TASK PROMPT.
Every entry that follows should be reproduced exactly.
·····
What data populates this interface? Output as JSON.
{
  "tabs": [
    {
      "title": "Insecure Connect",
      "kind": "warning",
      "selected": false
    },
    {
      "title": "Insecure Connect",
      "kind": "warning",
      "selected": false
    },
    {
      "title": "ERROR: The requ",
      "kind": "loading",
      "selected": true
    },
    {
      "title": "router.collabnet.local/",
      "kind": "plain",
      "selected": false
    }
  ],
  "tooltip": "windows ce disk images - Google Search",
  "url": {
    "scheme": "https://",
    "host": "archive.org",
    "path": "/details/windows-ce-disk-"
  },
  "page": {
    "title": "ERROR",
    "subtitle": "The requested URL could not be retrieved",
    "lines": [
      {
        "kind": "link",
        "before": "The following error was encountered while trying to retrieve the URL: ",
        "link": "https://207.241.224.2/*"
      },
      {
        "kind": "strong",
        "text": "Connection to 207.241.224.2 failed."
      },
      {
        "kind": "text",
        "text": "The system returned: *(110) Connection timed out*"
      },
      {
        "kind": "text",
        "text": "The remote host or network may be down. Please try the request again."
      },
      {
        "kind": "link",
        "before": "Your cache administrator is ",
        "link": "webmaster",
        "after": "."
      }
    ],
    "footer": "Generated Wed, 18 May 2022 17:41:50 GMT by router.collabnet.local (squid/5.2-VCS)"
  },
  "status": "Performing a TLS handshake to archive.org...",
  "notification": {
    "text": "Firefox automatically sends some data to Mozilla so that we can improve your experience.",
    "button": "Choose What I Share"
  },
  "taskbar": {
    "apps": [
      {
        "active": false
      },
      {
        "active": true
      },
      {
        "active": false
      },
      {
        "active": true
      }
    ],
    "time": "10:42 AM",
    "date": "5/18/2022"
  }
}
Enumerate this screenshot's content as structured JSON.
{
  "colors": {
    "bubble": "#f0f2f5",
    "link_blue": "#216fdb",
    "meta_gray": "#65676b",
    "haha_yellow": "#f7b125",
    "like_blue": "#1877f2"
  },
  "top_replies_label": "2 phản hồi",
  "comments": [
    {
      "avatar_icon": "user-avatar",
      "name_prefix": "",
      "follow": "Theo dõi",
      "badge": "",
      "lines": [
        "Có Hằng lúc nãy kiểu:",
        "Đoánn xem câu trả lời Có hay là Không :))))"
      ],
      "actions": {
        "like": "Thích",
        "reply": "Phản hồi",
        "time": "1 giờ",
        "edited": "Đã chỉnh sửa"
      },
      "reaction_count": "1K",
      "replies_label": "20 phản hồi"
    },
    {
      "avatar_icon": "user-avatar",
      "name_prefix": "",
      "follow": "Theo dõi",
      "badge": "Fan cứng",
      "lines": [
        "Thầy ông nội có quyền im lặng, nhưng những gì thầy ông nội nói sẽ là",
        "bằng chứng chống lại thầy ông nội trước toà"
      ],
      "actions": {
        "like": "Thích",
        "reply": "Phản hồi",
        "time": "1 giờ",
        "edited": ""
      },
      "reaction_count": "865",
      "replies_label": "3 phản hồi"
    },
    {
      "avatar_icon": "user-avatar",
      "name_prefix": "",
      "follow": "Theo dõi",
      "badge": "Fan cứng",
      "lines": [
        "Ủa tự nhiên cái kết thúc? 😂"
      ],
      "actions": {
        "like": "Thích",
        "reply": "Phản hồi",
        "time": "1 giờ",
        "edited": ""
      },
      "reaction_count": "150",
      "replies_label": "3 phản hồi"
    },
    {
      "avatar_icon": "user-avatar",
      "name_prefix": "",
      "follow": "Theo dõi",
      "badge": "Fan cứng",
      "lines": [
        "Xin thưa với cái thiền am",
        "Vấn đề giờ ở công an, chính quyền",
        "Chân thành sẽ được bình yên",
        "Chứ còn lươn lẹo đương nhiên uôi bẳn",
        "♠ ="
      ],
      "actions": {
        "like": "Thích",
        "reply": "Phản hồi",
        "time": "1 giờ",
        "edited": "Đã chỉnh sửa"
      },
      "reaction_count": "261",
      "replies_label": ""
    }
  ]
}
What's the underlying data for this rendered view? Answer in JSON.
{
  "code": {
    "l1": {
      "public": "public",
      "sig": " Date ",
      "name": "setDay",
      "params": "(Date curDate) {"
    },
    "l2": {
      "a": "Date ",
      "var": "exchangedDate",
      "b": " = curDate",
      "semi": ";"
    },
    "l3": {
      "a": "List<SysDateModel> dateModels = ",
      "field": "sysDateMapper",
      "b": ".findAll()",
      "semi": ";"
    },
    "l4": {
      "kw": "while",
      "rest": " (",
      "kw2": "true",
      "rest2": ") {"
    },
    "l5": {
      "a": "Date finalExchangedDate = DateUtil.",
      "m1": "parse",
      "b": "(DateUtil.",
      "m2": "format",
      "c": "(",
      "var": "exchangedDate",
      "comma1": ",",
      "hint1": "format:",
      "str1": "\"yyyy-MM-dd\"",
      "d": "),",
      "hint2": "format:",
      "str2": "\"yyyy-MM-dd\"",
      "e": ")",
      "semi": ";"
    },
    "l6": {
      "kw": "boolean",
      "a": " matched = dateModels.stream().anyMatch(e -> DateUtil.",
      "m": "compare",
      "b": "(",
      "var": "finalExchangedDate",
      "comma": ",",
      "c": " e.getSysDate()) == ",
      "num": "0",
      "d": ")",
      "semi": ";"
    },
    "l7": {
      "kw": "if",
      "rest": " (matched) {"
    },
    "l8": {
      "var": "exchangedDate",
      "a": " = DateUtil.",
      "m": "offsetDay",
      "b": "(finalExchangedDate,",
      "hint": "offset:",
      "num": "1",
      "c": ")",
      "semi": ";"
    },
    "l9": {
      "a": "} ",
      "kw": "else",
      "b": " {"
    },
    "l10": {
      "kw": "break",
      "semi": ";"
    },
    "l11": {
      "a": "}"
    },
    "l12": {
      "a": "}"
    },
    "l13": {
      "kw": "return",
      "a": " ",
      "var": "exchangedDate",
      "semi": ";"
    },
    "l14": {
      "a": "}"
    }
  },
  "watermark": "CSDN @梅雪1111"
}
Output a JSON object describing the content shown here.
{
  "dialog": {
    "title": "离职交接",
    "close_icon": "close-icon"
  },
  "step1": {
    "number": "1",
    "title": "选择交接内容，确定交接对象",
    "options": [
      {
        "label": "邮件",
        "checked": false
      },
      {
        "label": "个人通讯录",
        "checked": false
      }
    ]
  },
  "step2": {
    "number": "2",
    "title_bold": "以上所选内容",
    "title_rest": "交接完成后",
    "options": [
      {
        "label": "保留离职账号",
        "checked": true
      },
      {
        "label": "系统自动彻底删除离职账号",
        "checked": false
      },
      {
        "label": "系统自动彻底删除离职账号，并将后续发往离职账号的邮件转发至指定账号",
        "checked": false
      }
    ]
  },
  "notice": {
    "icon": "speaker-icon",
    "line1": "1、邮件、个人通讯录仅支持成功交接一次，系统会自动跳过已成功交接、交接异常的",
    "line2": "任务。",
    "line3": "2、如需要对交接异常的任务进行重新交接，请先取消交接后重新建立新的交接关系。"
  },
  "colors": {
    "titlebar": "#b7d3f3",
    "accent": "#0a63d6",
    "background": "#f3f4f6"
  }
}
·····
ANSWER TO THE EXERCISE.
What data populates this interface? Output as JSON.
{
  "tabs": [
    {
      "title": "Insecure Connect",
      "kind": "warning",
      "selected": false
    },
    {
      "title": "Insecure Connect",
      "kind": "warning",
      "selected": false
    },
    {
      "title": "ERROR: The requ",
      "kind": "loading",
      "selected": true
    },
    {
      "title": "router.collabnet.local/",
      "kind": "plain",
      "selected": false
    }
  ],
  "tooltip": "windows ce disk images - Google Search",
  "url": {
    "scheme": "https://",
    "host": "archive.org",
    "path": "/details/windows-ce-disk-"
  },
  "page": {
    "title": "ERROR",
    "subtitle": "The requested URL could not be retrieved",
    "lines": [
      {
        "kind": "link",
        "before": "The following error was encountered while trying to retrieve the URL: ",
        "link": "https://207.241.224.2/*"
      },
      {
        "kind": "strong",
        "text": "Connection to 207.241.224.2 failed."
      },
      {
        "kind": "text",
        "text": "The system returned: *(110) Connection timed out*"
      },
      {
        "kind": "text",
        "text": "The remote host or network may be down. Please try the request again."
      },
      {
        "kind": "link",
        "before": "Your cache administrator is ",
        "link": "webmaster",
        "after": "."
      }
    ],
    "footer": "Generated Wed, 18 May 2022 17:41:50 GMT by router.collabnet.local (squid/5.2-VCS)"
  },
  "status": "Performing a TLS handshake to archive.org...",
  "notification": {
    "text": "Firefox automatically sends some data to Mozilla so that we can improve your experience.",
    "button": "Choose What I Share"
  },
  "taskbar": {
    "apps": [
      {
        "active": false
      },
      {
        "active": true
      },
      {
        "active": false
      },
      {
        "active": true
      }
    ],
    "time": "10:42 AM",
    "date": "5/18/2022"
  }
}
Enumerate this screenshot's content as structured JSON.
{
  "colors": {
    "bubble": "#f0f2f5",
    "link_blue": "#216fdb",
    "meta_gray": "#65676b",
    "haha_yellow": "#f7b125",
    "like_blue": "#1877f2"
  },
  "top_replies_label": "2 phản hồi",
  "comments": [
    {
      "avatar_icon": "user-avatar",
      "name_prefix": "",
      "follow": "Theo dõi",
      "badge": "",
      "lines": [
        "Có Hằng lúc nãy kiểu:",
        "Đoánn xem câu trả lời Có hay là Không :))))"
      ],
      "actions": {
        "like": "Thích",
        "reply": "Phản hồi",
        "time": "1 giờ",
        "edited": "Đã chỉnh sửa"
      },
      "reaction_count": "1K",
      "replies_label": "20 phản hồi"
    },
    {
      "avatar_icon": "user-avatar",
      "name_prefix": "",
      "follow": "Theo dõi",
      "badge": "Fan cứng",
      "lines": [
        "Thầy ông nội có quyền im lặng, nhưng những gì thầy ông nội nói sẽ là",
        "bằng chứng chống lại thầy ông nội trước toà"
      ],
      "actions": {
        "like": "Thích",
        "reply": "Phản hồi",
        "time": "1 giờ",
        "edited": ""
      },
      "reaction_count": "865",
      "replies_label": "3 phản hồi"
    },
    {
      "avatar_icon": "user-avatar",
      "name_prefix": "",
      "follow": "Theo dõi",
      "badge": "Fan cứng",
      "lines": [
        "Ủa tự nhiên cái kết thúc? 😂"
      ],
      "actions": {
        "like": "Thích",
        "reply": "Phản hồi",
        "time": "1 giờ",
        "edited": ""
      },
      "reaction_count": "150",
      "replies_label": "3 phản hồi"
    },
    {
      "avatar_icon": "user-avatar",
      "name_prefix": "",
      "follow": "Theo dõi",
      "badge": "Fan cứng",
      "lines": [
        "Xin thưa với cái thiền am",
        "Vấn đề giờ ở công an, chính quyền",
        "Chân thành sẽ được bình yên",
        "Chứ còn lươn lẹo đương nhiên uôi bẳn",
        "♠ ="
      ],
      "actions": {
        "like": "Thích",
        "reply": "Phản hồi",
        "time": "1 giờ",
        "edited": "Đã chỉnh sửa"
      },
      "reaction_count": "261",
      "replies_label": ""
    }
  ]
}
What's the underlying data for this rendered view? Answer in JSON.
{
  "code": {
    "l1": {
      "public": "public",
      "sig": " Date ",
      "name": "setDay",
      "params": "(Date curDate) {"
    },
    "l2": {
      "a": "Date ",
      "var": "exchangedDate",
      "b": " = curDate",
      "semi": ";"
    },
    "l3": {
      "a": "List<SysDateModel> dateModels = ",
      "field": "sysDateMapper",
      "b": ".findAll()",
      "semi": ";"
    },
    "l4": {
      "kw": "while",
      "rest": " (",
      "kw2": "true",
      "rest2": ") {"
    },
    "l5": {
      "a": "Date finalExchangedDate = DateUtil.",
      "m1": "parse",
      "b": "(DateUtil.",
      "m2": "format",
      "c": "(",
      "var": "exchangedDate",
      "comma1": ",",
      "hint1": "format:",
      "str1": "\"yyyy-MM-dd\"",
      "d": "),",
      "hint2": "format:",
      "str2": "\"yyyy-MM-dd\"",
      "e": ")",
      "semi": ";"
    },
    "l6": {
      "kw": "boolean",
      "a": " matched = dateModels.stream().anyMatch(e -> DateUtil.",
      "m": "compare",
      "b": "(",
      "var": "finalExchangedDate",
      "comma": ",",
      "c": " e.getSysDate()) == ",
      "num": "0",
      "d": ")",
      "semi": ";"
    },
    "l7": {
      "kw": "if",
      "rest": " (matched) {"
    },
    "l8": {
      "var": "exchangedDate",
      "a": " = DateUtil.",
      "m": "offsetDay",
      "b": "(finalExchangedDate,",
      "hint": "offset:",
      "num": "1",
      "c": ")",
      "semi": ";"
    },
    "l9": {
      "a": "} ",
      "kw": "else",
      "b": " {"
    },
    "l10": {
      "kw": "break",
      "semi": ";"
    },
    "l11": {
      "a": "}"
    },
    "l12": {
      "a": "}"
    },
    "l13": {
      "kw": "return",
      "a": " ",
      "var": "exchangedDate",
      "semi": ";"
    },
    "l14": {
      "a": "}"
    }
  },
  "watermark": "CSDN @梅雪1111"
}
Output a JSON object describing the content shown here.
{
  "dialog": {
    "title": "离职交接",
    "close_icon": "close-icon"
  },
  "step1": {
    "number": "1",
    "title": "选择交接内容，确定交接对象",
    "options": [
      {
        "label": "邮件",
        "checked": false
      },
      {
        "label": "个人通讯录",
        "checked": false
      }
    ]
  },
  "step2": {
    "number": "2",
    "title_bold": "以上所选内容",
    "title_rest": "交接完成后",
    "options": [
      {
        "label": "保留离职账号",
        "checked": true
      },
      {
        "label": "系统自动彻底删除离职账号",
        "checked": false
      },
      {
        "label": "系统自动彻底删除离职账号，并将后续发往离职账号的邮件转发至指定账号",
        "checked": false
      }
    ]
  },
  "notice": {
    "icon": "speaker-icon",
    "line1": "1、邮件、个人通讯录仅支持成功交接一次，系统会自动跳过已成功交接、交接异常的",
    "line2": "任务。",
    "line3": "2、如需要对交接异常的任务进行重新交接，请先取消交接后重新建立新的交接关系。"
  },
  "colors": {
    "titlebar": "#b7d3f3",
    "accent": "#0a63d6",
    "background": "#f3f4f6"
  }
}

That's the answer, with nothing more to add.